- [What the task asks] Copy out all lines of the material below in which "text" occurs.

- [Records for processing]
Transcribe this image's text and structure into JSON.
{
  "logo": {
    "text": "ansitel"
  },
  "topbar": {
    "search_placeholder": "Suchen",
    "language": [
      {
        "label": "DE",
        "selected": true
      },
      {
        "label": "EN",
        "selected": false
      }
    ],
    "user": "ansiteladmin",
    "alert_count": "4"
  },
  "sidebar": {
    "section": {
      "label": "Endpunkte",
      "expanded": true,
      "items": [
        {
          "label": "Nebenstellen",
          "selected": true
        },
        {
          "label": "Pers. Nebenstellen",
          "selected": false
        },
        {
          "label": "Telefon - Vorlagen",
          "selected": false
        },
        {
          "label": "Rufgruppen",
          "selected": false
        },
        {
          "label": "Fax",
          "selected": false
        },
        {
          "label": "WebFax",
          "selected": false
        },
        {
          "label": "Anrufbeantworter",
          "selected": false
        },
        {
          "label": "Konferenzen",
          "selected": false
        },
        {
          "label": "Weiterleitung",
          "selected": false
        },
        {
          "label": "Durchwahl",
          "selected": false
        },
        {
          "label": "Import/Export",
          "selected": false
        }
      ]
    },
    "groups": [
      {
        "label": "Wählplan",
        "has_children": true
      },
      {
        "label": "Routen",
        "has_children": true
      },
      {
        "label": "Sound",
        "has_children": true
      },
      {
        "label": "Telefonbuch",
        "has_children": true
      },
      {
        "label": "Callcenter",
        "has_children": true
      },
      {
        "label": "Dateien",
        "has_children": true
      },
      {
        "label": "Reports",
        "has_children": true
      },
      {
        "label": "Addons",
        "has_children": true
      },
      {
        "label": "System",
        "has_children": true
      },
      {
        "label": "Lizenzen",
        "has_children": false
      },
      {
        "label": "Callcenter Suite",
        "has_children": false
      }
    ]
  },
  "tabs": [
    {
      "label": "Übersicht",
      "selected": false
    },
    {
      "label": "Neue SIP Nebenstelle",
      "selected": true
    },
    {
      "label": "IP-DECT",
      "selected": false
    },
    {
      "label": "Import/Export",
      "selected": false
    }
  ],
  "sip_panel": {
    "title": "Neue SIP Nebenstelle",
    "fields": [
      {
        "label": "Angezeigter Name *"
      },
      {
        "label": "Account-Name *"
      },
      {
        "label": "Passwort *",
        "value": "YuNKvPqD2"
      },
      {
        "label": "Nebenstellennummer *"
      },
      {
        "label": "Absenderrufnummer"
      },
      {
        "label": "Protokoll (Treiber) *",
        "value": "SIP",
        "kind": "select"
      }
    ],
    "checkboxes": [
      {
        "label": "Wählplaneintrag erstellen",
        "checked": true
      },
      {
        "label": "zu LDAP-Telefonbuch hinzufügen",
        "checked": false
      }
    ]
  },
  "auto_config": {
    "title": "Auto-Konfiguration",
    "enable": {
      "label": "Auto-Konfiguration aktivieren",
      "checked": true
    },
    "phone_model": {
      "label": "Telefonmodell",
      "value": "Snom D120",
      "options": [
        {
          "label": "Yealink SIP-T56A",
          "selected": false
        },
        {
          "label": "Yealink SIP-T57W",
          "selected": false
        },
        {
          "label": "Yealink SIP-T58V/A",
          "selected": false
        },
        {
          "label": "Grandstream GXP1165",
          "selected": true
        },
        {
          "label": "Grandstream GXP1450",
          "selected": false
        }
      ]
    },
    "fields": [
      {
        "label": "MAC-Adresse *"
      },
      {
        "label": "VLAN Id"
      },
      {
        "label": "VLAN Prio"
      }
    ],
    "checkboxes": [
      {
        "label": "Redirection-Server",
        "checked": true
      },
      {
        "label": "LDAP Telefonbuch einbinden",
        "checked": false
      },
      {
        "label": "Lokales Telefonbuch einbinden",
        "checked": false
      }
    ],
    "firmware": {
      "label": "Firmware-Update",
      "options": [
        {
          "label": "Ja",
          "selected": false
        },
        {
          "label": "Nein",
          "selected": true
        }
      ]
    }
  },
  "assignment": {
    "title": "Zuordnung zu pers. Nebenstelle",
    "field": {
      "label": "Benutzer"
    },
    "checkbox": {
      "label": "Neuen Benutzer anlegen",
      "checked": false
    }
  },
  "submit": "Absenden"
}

- [Solution for this task]
Transcribe this image's text and structure into JSON.
    "text": "ansitel"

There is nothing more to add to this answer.